One of the National Trust’s most well known tourist attractions is to open its doors all year round.

The property, based near Lode, is the former home of the first Lord Fairhaven and its gardens are a popular tourist attraction.

The house welcomes about 400,000 visitors each year and until this year would have closed from the end of October through to March.

House and collections manager, Kate Reeder, said: "We are really excited about moving to year-round opening as it will give more of our visitors the chance to see the house and Lord Fairhaven's amazing collection of antiques, paintings, silverware and clocks, which is exactly what he wanted when he bequeathed Anglesey Abbey to the National Trust."
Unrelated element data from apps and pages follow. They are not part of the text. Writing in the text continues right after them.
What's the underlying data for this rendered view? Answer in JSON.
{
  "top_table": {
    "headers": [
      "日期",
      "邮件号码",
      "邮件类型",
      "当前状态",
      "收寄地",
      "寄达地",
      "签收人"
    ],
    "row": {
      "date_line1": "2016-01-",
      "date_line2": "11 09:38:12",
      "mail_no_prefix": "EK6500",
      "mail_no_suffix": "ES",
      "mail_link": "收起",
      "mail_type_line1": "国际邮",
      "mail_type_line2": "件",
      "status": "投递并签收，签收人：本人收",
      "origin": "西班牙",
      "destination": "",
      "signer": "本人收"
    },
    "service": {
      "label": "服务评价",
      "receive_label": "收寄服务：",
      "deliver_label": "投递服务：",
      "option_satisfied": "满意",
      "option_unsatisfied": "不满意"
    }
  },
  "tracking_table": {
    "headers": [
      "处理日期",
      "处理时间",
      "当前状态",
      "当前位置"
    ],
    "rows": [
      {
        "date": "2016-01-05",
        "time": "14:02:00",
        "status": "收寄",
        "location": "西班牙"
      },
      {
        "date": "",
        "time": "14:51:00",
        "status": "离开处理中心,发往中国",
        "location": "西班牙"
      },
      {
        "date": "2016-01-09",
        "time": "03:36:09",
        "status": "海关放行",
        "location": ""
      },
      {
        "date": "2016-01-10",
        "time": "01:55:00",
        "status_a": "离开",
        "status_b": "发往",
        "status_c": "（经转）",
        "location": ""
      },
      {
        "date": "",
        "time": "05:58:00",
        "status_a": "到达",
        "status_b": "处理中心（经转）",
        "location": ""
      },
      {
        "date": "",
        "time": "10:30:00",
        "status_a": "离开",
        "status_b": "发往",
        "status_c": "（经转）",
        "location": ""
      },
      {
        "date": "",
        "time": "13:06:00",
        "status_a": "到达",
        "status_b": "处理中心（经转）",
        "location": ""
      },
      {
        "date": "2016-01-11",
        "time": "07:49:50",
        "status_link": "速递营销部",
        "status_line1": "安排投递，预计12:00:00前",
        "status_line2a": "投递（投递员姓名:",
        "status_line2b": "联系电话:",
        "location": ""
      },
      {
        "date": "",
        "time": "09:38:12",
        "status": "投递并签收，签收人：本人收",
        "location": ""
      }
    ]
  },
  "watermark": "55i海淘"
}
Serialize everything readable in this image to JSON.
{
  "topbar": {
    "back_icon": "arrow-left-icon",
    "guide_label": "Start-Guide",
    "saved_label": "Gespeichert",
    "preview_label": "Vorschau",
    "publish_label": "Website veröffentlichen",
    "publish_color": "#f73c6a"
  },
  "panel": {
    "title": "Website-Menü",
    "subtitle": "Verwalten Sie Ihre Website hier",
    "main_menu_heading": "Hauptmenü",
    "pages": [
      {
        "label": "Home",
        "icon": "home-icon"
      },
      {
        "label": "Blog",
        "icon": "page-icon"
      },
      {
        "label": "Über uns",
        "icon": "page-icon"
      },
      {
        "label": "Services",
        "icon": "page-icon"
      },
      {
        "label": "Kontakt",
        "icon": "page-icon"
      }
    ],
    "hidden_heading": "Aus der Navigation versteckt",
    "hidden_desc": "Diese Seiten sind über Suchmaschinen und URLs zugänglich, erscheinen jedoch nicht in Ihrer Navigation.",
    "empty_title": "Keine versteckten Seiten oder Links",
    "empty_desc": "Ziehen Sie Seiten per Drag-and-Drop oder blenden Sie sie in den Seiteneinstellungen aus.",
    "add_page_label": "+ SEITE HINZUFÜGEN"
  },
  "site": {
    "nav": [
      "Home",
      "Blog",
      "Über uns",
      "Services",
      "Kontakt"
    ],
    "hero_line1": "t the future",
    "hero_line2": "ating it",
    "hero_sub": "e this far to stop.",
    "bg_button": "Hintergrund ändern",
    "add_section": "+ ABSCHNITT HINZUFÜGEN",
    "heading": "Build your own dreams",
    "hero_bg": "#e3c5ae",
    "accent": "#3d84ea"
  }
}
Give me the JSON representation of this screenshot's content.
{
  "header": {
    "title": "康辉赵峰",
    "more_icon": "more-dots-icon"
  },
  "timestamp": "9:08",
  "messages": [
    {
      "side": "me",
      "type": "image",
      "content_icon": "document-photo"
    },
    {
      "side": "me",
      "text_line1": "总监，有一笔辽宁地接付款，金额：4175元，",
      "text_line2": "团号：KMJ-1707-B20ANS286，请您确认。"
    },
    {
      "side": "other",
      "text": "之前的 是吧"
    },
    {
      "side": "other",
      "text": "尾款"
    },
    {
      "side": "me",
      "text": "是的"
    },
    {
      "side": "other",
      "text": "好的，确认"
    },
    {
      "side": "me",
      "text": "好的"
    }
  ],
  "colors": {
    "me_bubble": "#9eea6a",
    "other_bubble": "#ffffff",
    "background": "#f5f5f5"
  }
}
The extended opening of the house will coincide with a new exhibition called Winter 1964 - A gentleman's way of life. Drawn from verbal archives and written records, the exhibition will focus on preparations for the festive season and Lord Fairhaven's interest in shooting, one of his main winter pastimes. Much of the exhibition will focus on the work undertaken behind the scenes by his domestic staff and game keepers, looking after guests for his weekly shooting parties.

Winter 1964 - A gentleman's way of life is open daily from 11am - 4pm (last admission 3pm) until January 28.

INFO: www.nationaltrust.org.uk

* The Anglesey Abbey estate was bequeathed to the National Trust by Lord Fairhaven upon his death in 1966.

* Anglesey Abbey is one of Cambridgeshire's leading tourist destinations, welcoming around 400,000 visitors each year.